A headmistress of a Smart school in the Klang Valley admits there are problems with scheduling.
"J-Qaf is quite a new directive and we are still struggling to fit it into the roster.
"We neither want to disrupt the other subjects nor do we want students to come to school on weekends. We are trying our best. I hope parents will bear with us."
Parents are, however, not about to put up with the melange of problems related to the school curriculum. They insist that the complexities be resolved, and fast.
National Parent-Teacher Council president Professor Dr Mohd Ali Hassan proposes the establishment of a Royal Commission on Education to find definitive solutions.
The blueprint, he opines, is too near-sighted.
"What's going to happen after 2010? Policies should be for the longer term."
He feels the curriculum now puts too much stress on aca-demic intelligence, and not enough on a child's social and emotional quotient: "It is still too examination-oriented."

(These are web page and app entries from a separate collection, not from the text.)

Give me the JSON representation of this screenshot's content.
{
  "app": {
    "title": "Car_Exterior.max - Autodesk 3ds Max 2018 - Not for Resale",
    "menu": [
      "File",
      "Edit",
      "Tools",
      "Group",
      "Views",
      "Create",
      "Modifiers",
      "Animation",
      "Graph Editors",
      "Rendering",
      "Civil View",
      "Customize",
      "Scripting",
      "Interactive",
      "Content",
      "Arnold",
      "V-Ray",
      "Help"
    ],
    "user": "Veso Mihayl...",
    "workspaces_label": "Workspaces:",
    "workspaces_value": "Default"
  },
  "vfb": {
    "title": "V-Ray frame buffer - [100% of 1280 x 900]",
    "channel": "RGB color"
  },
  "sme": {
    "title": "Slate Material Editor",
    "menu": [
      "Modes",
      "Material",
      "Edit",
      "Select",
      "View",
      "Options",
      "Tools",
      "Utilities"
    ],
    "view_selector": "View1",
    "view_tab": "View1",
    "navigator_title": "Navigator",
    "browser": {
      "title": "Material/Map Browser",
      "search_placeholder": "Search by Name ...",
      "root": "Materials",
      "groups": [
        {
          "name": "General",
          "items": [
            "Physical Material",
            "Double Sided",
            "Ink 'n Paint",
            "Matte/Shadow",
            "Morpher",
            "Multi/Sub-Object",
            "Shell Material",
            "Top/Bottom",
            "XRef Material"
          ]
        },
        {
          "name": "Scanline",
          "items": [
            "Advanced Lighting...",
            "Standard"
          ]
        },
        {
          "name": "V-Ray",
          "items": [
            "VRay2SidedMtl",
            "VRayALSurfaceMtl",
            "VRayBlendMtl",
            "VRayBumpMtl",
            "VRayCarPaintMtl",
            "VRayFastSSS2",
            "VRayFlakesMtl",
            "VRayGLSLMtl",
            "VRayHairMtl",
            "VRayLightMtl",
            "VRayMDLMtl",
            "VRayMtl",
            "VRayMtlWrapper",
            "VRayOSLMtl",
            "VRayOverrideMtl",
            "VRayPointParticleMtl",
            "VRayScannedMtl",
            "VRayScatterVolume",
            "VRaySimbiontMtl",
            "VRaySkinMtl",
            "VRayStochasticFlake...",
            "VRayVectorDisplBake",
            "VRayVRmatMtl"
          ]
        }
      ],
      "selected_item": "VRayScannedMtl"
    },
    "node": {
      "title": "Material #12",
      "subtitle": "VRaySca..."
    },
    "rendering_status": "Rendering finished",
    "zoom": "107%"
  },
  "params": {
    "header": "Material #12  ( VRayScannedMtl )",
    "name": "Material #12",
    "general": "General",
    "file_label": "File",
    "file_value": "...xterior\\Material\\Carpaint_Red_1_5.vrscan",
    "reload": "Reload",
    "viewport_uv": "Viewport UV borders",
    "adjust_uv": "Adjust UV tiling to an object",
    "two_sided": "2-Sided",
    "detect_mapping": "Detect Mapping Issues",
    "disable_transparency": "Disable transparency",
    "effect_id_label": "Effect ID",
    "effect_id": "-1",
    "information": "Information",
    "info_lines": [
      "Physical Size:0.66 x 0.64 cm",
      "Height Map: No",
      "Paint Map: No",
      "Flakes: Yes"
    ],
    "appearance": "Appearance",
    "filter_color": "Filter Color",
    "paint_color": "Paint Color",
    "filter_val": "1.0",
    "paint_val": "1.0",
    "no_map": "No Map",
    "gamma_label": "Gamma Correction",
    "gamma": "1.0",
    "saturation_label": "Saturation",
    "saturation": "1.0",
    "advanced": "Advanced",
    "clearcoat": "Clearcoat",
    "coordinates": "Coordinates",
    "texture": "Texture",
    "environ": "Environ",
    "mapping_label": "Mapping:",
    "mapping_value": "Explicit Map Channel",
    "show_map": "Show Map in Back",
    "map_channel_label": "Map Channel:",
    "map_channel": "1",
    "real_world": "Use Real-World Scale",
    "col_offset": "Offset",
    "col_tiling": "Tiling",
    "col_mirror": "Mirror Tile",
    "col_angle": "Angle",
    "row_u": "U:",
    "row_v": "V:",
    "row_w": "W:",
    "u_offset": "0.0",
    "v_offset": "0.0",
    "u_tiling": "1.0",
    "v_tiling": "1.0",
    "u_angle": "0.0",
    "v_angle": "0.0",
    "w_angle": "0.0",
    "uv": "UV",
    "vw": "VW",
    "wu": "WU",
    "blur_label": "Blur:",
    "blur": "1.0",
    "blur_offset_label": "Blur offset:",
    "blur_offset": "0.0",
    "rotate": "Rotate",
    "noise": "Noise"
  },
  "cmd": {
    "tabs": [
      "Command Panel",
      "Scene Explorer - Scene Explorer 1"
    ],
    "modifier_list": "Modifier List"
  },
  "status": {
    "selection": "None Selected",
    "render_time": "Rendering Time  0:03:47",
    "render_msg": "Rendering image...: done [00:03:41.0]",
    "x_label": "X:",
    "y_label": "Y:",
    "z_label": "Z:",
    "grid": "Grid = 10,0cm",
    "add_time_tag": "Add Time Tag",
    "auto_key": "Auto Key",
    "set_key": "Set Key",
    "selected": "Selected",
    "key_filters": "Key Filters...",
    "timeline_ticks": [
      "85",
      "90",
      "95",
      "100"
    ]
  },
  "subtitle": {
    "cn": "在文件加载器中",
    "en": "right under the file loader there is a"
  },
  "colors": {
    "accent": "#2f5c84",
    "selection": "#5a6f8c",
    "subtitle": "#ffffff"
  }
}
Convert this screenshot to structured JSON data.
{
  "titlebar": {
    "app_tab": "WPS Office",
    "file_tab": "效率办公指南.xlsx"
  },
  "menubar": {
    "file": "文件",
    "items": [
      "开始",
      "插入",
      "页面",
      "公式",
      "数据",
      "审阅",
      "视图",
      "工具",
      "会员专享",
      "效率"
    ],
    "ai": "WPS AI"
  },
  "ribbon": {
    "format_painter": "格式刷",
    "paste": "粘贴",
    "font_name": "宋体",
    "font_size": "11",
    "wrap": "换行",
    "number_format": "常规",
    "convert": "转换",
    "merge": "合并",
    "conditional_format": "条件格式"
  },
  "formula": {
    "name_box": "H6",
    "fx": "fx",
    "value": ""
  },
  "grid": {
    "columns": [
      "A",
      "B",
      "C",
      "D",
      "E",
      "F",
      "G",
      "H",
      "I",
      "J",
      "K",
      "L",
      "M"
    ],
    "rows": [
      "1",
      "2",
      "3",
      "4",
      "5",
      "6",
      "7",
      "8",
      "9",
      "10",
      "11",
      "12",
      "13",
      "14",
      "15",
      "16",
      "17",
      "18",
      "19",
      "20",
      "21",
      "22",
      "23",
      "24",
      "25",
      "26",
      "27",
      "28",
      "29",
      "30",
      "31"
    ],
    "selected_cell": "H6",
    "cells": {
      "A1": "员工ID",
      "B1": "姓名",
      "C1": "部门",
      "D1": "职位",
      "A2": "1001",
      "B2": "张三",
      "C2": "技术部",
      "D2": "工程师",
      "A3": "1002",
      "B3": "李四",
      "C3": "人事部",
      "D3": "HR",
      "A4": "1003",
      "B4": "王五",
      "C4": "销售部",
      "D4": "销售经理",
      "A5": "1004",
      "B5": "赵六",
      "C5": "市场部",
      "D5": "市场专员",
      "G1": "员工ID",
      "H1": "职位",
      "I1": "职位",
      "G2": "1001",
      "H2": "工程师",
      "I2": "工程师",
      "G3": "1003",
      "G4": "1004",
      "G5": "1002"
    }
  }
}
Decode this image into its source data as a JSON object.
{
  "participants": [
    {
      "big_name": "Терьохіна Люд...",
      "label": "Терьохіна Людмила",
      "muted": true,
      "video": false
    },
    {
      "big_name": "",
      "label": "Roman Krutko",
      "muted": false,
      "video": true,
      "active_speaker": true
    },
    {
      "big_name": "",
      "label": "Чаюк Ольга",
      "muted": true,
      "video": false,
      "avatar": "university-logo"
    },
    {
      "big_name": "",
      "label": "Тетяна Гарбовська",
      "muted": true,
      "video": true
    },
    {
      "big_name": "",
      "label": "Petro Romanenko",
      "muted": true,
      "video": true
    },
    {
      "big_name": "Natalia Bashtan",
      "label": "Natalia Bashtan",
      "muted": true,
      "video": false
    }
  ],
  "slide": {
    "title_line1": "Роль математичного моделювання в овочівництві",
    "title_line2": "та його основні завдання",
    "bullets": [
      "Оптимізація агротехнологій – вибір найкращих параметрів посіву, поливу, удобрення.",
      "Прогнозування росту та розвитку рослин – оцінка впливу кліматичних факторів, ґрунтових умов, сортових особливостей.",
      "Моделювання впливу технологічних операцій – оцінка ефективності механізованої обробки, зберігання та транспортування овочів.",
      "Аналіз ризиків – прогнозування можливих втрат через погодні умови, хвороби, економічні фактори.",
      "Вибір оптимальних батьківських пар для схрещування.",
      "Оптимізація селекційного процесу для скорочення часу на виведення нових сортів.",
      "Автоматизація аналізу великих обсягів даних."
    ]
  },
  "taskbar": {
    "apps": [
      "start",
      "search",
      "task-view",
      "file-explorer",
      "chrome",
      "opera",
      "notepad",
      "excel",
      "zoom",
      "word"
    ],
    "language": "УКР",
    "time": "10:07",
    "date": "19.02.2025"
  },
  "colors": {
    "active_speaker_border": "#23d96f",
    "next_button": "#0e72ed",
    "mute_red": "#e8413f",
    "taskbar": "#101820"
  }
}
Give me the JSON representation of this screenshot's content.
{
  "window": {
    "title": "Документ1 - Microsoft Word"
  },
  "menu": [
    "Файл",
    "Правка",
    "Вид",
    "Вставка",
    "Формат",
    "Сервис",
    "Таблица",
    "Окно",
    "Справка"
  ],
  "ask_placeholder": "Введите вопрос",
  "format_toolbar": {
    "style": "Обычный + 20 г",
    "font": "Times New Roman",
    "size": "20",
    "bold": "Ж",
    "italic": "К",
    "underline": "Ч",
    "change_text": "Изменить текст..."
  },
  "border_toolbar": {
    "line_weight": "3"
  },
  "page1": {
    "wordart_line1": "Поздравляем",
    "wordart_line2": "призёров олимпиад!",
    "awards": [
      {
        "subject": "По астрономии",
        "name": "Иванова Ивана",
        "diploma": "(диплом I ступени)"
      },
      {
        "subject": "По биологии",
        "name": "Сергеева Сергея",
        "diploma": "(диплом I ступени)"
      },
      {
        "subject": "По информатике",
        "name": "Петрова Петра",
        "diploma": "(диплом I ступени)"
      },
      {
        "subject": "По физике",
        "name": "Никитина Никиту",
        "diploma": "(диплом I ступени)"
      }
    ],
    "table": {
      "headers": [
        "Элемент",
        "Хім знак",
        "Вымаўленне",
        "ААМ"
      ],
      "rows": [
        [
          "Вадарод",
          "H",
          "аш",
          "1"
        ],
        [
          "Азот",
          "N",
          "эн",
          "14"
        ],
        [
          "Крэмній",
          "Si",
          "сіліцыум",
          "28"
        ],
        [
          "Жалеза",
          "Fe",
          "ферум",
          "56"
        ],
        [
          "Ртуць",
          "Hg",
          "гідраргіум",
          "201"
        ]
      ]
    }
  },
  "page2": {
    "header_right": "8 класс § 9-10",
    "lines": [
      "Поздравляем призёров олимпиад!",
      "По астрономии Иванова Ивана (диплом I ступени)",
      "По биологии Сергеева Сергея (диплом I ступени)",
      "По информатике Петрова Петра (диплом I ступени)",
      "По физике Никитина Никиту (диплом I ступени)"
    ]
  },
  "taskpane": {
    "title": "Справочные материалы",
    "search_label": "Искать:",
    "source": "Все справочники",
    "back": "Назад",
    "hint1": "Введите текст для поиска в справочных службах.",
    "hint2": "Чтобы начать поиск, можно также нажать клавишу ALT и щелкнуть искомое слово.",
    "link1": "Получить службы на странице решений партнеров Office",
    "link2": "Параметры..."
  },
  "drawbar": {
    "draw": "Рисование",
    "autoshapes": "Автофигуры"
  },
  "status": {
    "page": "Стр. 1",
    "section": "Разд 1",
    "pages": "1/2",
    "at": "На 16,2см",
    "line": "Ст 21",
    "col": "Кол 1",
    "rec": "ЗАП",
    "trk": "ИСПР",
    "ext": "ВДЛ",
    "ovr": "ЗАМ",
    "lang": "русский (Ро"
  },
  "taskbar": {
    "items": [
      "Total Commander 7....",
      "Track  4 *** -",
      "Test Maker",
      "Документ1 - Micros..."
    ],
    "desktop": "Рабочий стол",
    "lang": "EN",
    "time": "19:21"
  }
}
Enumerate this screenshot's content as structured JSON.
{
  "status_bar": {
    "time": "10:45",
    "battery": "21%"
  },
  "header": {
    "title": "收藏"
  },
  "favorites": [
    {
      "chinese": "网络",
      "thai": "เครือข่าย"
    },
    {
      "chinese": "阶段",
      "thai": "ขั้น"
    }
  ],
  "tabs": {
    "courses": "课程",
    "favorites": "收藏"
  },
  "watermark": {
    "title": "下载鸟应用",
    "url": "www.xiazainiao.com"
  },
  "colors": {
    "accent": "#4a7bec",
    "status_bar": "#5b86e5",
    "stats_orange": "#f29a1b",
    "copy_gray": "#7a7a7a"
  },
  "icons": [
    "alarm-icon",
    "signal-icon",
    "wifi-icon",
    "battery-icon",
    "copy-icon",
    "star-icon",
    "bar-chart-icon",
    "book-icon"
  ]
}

He notes that despite the difficult curriculum, the obsession for students to excel is much greater now than before. Students are pushed incessantly to get a sackful of As. With the excessive pressure exerted on them, many manage to.
"But for what?" asks Mohd Ali. "Academic achievement does not guarantee anyone anything. There is also not enough emphasis on integration, resulting in society becoming more racially polarised. In Malaysia, the curriculum should play an important role in the formation of fundamental attitudes and images and in promoting national unity and integration. There is insufficient focus on values and the moral dimension."
The call for a commission on education is not new. Former unionist Datuk N. Siva Subramaniam recalls making such a proposal in the 1990s when he was secretary-general of the National Union of the Teaching Profession. In fact, the recommendation for such a commission to look into problems related to the curriculum and teachers' service conditions was raised many times over the years.
Unfortunately, the response from the ministry has been tepid.
Siva Subramaniam agrees that more and more elements are being added to the curriculum: "Proposals come from all over. Pressure groups ask for even road safety to be included. Is it all necessary?" asks the former headmaster.
"In those days, the most important thing was to ensure that pupils mastered the 3Rs of reading, writing and arithmetic first. Now, the curriculum is so advanced and there is not enough focus on reading and writing."
Nothing short of a major overhaul is necessary to correct the deficiencies in the curriculum, he notes.
But before this can be done, the ministry needs to talk to all stakeholders to get a clearer picture of what is happening on the ground.
The New Straits Times Online: 1 Jun 2008